Structure of alpha-synuclein fibrilsPublicly available at the RCSB Protein Data Bank (accession no. 6FLT).
Structure of alpha-synuclein fibrilsPublicly available at the Electron Microscopy Data Bank (accession no. EMD-4276).
Structure of alpha-synuclein fibrilsPublicly available at the Electron Microscopy Public Image Archive (accession no. EMPIAR-10195).
- Ricardo Guerrero-Ferreira
- Nicholas M I Taylor
- Henning Stahlberg
The funders had no role in study design, data collection and interpretation, or the decision to submit the work for publication.
- Sjors HW Scheres, MRC Laboratory of Molecular Biology, United Kingdom
© 2018, Guerrero-Ferreira et al.
This article is distributed under the terms of the Creative Commons Attribution License permitting unrestricted use and redistribution provided that the original author and source are credited.
Associations between attention-deficit/hyperactivity disorder (ADHD) and brain morphology have been reported, although with several inconsistencies. These may partly stem from confounding bias, which could distort associations and limit generalizability. We examined how associations between brain morphology and ADHD symptoms change with adjustments for potential confounders typically overlooked in the literature (aim 1), and for the intelligence quotient (IQ) and head motion, which are generally corrected for but play ambiguous roles (aim 2).
Participants were 10-year-old children from the Adolescent Brain Cognitive Development (N = 7722) and Generation R (N = 2531) Studies. Cortical area, volume, and thickness were measured with MRI and ADHD symptoms with the Child Behavior Checklist. Surface-based cross-sectional analyses were run.
ADHD symptoms related to widespread cortical regions when solely adjusting for demographic factors. Additional adjustments for socioeconomic and maternal behavioral confounders (aim 1) generally attenuated associations, as cluster sizes halved and effect sizes substantially reduced. Cluster sizes further changed when including IQ and head motion (aim 2), however, we argue that adjustments might have introduced bias.

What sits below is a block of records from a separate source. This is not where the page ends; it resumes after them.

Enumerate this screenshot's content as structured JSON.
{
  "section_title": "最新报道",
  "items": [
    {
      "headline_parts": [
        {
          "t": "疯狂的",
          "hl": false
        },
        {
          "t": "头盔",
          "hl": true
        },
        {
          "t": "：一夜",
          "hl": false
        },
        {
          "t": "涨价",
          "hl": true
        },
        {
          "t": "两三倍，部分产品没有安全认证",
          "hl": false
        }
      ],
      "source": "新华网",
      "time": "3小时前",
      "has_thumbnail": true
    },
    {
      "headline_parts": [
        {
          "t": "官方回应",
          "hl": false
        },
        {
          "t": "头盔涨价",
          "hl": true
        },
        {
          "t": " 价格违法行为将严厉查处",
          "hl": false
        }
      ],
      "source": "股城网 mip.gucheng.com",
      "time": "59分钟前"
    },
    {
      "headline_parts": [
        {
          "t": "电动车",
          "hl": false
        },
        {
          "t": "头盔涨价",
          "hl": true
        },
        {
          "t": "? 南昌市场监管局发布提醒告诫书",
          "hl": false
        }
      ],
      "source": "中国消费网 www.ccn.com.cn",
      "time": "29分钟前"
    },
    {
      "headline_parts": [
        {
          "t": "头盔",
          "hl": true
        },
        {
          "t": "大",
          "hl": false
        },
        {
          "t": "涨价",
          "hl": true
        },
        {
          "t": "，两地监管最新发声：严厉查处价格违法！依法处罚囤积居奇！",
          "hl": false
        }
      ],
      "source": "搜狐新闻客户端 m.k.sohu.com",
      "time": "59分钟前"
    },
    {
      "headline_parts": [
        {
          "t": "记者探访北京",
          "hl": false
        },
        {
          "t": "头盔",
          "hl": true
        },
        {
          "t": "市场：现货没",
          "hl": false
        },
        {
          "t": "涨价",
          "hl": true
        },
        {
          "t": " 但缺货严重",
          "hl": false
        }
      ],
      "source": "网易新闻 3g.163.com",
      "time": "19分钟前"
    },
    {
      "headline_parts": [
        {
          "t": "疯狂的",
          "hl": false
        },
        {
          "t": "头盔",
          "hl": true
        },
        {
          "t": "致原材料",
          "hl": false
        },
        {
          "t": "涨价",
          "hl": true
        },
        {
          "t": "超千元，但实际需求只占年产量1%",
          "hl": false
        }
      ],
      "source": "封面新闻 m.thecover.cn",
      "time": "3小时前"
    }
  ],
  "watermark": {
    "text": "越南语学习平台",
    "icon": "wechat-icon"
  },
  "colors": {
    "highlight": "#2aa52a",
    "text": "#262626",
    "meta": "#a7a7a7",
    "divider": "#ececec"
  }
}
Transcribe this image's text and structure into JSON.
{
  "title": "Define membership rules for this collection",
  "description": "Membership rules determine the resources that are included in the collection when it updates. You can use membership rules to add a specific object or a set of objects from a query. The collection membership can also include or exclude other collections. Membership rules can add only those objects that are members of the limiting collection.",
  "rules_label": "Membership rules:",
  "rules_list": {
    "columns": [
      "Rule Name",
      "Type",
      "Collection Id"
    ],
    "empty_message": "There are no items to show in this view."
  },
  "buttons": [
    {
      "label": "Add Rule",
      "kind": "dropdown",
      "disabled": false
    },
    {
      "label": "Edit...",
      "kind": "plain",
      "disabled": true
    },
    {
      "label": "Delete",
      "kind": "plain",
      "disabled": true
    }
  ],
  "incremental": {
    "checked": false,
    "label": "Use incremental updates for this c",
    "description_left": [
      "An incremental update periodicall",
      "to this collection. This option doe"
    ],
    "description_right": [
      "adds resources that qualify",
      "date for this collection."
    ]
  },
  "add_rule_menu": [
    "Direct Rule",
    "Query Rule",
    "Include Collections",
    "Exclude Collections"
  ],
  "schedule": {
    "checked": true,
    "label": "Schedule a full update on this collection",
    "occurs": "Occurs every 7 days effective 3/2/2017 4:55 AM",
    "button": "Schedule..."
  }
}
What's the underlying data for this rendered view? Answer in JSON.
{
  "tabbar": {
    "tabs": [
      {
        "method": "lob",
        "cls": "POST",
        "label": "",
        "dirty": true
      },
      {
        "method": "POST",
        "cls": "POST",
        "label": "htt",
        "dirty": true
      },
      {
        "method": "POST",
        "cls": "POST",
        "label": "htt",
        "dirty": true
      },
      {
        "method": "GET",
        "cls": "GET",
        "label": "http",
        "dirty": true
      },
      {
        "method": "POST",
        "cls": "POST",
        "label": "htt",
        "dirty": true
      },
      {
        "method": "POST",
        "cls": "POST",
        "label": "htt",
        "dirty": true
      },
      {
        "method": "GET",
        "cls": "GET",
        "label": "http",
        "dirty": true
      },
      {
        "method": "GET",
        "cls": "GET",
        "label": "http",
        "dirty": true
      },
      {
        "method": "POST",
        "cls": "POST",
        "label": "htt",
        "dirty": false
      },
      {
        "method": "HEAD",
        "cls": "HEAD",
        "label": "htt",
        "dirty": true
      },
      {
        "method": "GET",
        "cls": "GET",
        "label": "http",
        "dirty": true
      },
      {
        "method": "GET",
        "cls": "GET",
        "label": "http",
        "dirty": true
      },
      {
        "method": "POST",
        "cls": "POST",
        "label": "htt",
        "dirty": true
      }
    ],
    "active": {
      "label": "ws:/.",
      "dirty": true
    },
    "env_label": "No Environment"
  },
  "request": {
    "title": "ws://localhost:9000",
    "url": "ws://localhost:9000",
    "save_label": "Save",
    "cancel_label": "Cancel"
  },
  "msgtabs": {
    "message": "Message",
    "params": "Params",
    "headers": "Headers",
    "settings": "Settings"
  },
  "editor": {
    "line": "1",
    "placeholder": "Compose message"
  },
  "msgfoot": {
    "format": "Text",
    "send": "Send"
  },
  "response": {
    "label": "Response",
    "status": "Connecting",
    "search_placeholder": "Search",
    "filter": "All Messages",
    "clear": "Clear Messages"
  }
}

Careful confounder selection and control can help identify more robust and specific regions of associations for ADHD symptoms, across two cohorts. We provided guidance to minimizing confounding bias in psychiatric neuroimaging.
Authors are supported by an NWO-VICI grant (NWO-ZonMW: 016.VICI.170.200 to HT) for HT, LDA, SL, and the Sophia Foundation S18-20, and Erasmus University and Erasmus MC Fellowship for RLM.
Opioid tolerance is well-described physiologically but its mechanistic basis remains incompletely understood. An important site of opioid action in vivo is the presynaptic terminal, where opioids inhibit transmitter release. This response characteristically resists desensitization over minutes yet becomes gradually tolerant over hours, and how this is possible remains unknown. Here, we delineate a cellular mechanism underlying this longer-term form of opioid tolerance in cultured rat medium spiny neurons. Our results support a model in which presynaptic tolerance is mediated by a gradual depletion of cognate receptors from the axon surface through iterative rounds of receptor endocytosis and recycling. For the μ-opioid receptor (MOR), we show that the agonist-induced endocytic process which initiates iterative receptor cycling requires GRK2/3-mediated phosphorylation of the receptor’s cytoplasmic tail, and that partial or biased agonist drugs with reduced ability to drive phosphorylation-dependent endocytosis in terminals produce correspondingly less presynaptic tolerance. We then show that the δ-opioid receptor (DOR) conforms to the same general paradigm except that presynaptic endocytosis of DOR, in contrast to MOR, does not require phosphorylation of the receptor’s cytoplasmic tail. Further, we show that DOR recycles less efficiently than MOR in axons and, consistent with this, that DOR tolerance develops more strongly. Together, these results delineate a cellular basis for the development of presynaptic tolerance to opioids and describe a methodology useful for investigating presynaptic neuromodulation more broadly.